Return every entry exactly as it is written in the listing.
■ ■ ■
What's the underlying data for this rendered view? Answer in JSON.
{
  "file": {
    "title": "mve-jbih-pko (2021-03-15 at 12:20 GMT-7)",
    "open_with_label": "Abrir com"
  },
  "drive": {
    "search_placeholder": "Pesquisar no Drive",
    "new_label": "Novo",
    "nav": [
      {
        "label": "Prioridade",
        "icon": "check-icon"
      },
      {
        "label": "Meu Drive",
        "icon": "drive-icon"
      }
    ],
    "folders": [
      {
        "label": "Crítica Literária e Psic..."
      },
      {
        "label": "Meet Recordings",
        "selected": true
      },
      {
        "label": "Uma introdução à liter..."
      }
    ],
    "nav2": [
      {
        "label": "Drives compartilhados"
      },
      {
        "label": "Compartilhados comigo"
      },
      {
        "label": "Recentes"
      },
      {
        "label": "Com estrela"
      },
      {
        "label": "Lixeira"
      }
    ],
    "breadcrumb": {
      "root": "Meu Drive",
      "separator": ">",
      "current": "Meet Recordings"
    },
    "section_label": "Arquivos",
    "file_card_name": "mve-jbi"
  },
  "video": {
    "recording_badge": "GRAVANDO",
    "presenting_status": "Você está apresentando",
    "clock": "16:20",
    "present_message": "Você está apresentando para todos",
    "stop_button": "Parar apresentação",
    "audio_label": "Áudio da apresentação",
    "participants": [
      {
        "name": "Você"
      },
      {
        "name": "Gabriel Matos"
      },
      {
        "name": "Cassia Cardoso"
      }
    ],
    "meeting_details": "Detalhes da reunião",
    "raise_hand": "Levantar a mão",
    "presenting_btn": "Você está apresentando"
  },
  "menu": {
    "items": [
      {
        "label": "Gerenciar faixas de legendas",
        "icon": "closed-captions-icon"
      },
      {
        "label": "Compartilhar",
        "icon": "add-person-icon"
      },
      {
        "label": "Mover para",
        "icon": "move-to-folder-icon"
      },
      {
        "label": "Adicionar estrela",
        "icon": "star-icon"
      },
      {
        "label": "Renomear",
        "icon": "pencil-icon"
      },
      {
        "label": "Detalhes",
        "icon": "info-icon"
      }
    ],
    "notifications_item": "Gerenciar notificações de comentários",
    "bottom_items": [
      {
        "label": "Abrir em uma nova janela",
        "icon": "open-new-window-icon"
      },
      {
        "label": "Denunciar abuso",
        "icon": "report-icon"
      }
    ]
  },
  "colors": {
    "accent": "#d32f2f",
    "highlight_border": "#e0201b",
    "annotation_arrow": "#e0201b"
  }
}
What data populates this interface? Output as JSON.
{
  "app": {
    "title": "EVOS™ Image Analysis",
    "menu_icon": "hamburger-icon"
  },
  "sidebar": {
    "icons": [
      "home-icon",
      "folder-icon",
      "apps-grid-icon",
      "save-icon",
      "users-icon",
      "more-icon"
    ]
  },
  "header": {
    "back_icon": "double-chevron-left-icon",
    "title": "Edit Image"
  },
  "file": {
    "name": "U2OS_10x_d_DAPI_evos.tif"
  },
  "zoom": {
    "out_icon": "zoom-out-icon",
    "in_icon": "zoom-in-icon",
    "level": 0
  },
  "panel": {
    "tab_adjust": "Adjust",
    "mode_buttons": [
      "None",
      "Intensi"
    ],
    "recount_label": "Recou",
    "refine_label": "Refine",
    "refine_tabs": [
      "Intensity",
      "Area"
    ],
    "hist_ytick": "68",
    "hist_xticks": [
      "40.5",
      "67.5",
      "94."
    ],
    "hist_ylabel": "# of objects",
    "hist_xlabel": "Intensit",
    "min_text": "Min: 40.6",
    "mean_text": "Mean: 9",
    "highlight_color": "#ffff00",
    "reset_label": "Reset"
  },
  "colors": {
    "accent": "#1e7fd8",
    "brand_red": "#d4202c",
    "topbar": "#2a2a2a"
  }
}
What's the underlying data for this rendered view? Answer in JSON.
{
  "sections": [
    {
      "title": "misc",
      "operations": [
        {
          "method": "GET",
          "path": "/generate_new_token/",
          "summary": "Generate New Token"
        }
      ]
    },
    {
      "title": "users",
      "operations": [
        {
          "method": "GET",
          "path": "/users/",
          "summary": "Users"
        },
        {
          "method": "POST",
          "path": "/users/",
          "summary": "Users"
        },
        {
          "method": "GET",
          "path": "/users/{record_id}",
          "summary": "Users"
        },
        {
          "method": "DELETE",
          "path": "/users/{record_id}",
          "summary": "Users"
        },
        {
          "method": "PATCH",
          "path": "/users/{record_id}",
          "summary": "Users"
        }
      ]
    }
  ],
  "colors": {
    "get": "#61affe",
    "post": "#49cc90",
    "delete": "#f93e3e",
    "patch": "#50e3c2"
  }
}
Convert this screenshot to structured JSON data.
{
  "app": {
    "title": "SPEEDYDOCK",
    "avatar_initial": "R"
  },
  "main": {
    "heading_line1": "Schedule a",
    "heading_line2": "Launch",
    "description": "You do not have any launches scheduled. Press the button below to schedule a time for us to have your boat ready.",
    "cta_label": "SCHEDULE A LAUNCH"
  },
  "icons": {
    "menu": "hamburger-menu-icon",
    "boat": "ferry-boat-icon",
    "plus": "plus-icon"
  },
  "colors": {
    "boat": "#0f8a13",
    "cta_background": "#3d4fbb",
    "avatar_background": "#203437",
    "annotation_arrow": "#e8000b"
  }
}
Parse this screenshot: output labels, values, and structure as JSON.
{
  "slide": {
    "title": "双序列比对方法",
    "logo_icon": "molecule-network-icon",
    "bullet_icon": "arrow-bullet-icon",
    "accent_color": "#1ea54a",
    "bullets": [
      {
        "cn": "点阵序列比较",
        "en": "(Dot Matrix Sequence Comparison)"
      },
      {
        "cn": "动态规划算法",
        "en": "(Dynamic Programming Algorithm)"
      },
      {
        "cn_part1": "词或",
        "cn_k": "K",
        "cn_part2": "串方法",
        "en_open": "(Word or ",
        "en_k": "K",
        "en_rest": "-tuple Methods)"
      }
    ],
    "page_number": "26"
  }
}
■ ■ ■
**ANSWER SECTION**
What's the underlying data for this rendered view? Answer in JSON.
{
  "file": {
    "title": "mve-jbih-pko (2021-03-15 at 12:20 GMT-7)",
    "open_with_label": "Abrir com"
  },
  "drive": {
    "search_placeholder": "Pesquisar no Drive",
    "new_label": "Novo",
    "nav": [
      {
        "label": "Prioridade",
        "icon": "check-icon"
      },
      {
        "label": "Meu Drive",
        "icon": "drive-icon"
      }
    ],
    "folders": [
      {
        "label": "Crítica Literária e Psic..."
      },
      {
        "label": "Meet Recordings",
        "selected": true
      },
      {
        "label": "Uma introdução à liter..."
      }
    ],
    "nav2": [
      {
        "label": "Drives compartilhados"
      },
      {
        "label": "Compartilhados comigo"
      },
      {
        "label": "Recentes"
      },
      {
        "label": "Com estrela"
      },
      {
        "label": "Lixeira"
      }
    ],
    "breadcrumb": {
      "root": "Meu Drive",
      "separator": ">",
      "current": "Meet Recordings"
    },
    "section_label": "Arquivos",
    "file_card_name": "mve-jbi"
  },
  "video": {
    "recording_badge": "GRAVANDO",
    "presenting_status": "Você está apresentando",
    "clock": "16:20",
    "present_message": "Você está apresentando para todos",
    "stop_button": "Parar apresentação",
    "audio_label": "Áudio da apresentação",
    "participants": [
      {
        "name": "Você"
      },
      {
        "name": "Gabriel Matos"
      },
      {
        "name": "Cassia Cardoso"
      }
    ],
    "meeting_details": "Detalhes da reunião",
    "raise_hand": "Levantar a mão",
    "presenting_btn": "Você está apresentando"
  },
  "menu": {
    "items": [
      {
        "label": "Gerenciar faixas de legendas",
        "icon": "closed-captions-icon"
      },
      {
        "label": "Compartilhar",
        "icon": "add-person-icon"
      },
      {
        "label": "Mover para",
        "icon": "move-to-folder-icon"
      },
      {
        "label": "Adicionar estrela",
        "icon": "star-icon"
      },
      {
        "label": "Renomear",
        "icon": "pencil-icon"
      },
      {
        "label": "Detalhes",
        "icon": "info-icon"
      }
    ],
    "notifications_item": "Gerenciar notificações de comentários",
    "bottom_items": [
      {
        "label": "Abrir em uma nova janela",
        "icon": "open-new-window-icon"
      },
      {
        "label": "Denunciar abuso",
        "icon": "report-icon"
      }
    ]
  },
  "colors": {
    "accent": "#d32f2f",
    "highlight_border": "#e0201b",
    "annotation_arrow": "#e0201b"
  }
}
What data populates this interface? Output as JSON.
{
  "app": {
    "title": "EVOS™ Image Analysis",
    "menu_icon": "hamburger-icon"
  },
  "sidebar": {
    "icons": [
      "home-icon",
      "folder-icon",
      "apps-grid-icon",
      "save-icon",
      "users-icon",
      "more-icon"
    ]
  },
  "header": {
    "back_icon": "double-chevron-left-icon",
    "title": "Edit Image"
  },
  "file": {
    "name": "U2OS_10x_d_DAPI_evos.tif"
  },
  "zoom": {
    "out_icon": "zoom-out-icon",
    "in_icon": "zoom-in-icon",
    "level": 0
  },
  "panel": {
    "tab_adjust": "Adjust",
    "mode_buttons": [
      "None",
      "Intensi"
    ],
    "recount_label": "Recou",
    "refine_label": "Refine",
    "refine_tabs": [
      "Intensity",
      "Area"
    ],
    "hist_ytick": "68",
    "hist_xticks": [
      "40.5",
      "67.5",
      "94."
    ],
    "hist_ylabel": "# of objects",
    "hist_xlabel": "Intensit",
    "min_text": "Min: 40.6",
    "mean_text": "Mean: 9",
    "highlight_color": "#ffff00",
    "reset_label": "Reset"
  },
  "colors": {
    "accent": "#1e7fd8",
    "brand_red": "#d4202c",
    "topbar": "#2a2a2a"
  }
}
What's the underlying data for this rendered view? Answer in JSON.
{
  "sections": [
    {
      "title": "misc",
      "operations": [
        {
          "method": "GET",
          "path": "/generate_new_token/",
          "summary": "Generate New Token"
        }
      ]
    },
    {
      "title": "users",
      "operations": [
        {
          "method": "GET",
          "path": "/users/",
          "summary": "Users"
        },
        {
          "method": "POST",
          "path": "/users/",
          "summary": "Users"
        },
        {
          "method": "GET",
          "path": "/users/{record_id}",
          "summary": "Users"
        },
        {
          "method": "DELETE",
          "path": "/users/{record_id}",
          "summary": "Users"
        },
        {
          "method": "PATCH",
          "path": "/users/{record_id}",
          "summary": "Users"
        }
      ]
    }
  ],
  "colors": {
    "get": "#61affe",
    "post": "#49cc90",
    "delete": "#f93e3e",
    "patch": "#50e3c2"
  }
}
Convert this screenshot to structured JSON data.
{
  "app": {
    "title": "SPEEDYDOCK",
    "avatar_initial": "R"
  },
  "main": {
    "heading_line1": "Schedule a",
    "heading_line2": "Launch",
    "description": "You do not have any launches scheduled. Press the button below to schedule a time for us to have your boat ready.",
    "cta_label": "SCHEDULE A LAUNCH"
  },
  "icons": {
    "menu": "hamburger-menu-icon",
    "boat": "ferry-boat-icon",
    "plus": "plus-icon"
  },
  "colors": {
    "boat": "#0f8a13",
    "cta_background": "#3d4fbb",
    "avatar_background": "#203437",
    "annotation_arrow": "#e8000b"
  }
}
Parse this screenshot: output labels, values, and structure as JSON.
{
  "slide": {
    "title": "双序列比对方法",
    "logo_icon": "molecule-network-icon",
    "bullet_icon": "arrow-bullet-icon",
    "accent_color": "#1ea54a",
    "bullets": [
      {
        "cn": "点阵序列比较",
        "en": "(Dot Matrix Sequence Comparison)"
      },
      {
        "cn": "动态规划算法",
        "en": "(Dynamic Programming Algorithm)"
      },
      {
        "cn_part1": "词或",
        "cn_k": "K",
        "cn_part2": "串方法",
        "en_open": "(Word or ",
        "en_k": "K",
        "en_rest": "-tuple Methods)"
      }
    ],
    "page_number": "26"
  }
}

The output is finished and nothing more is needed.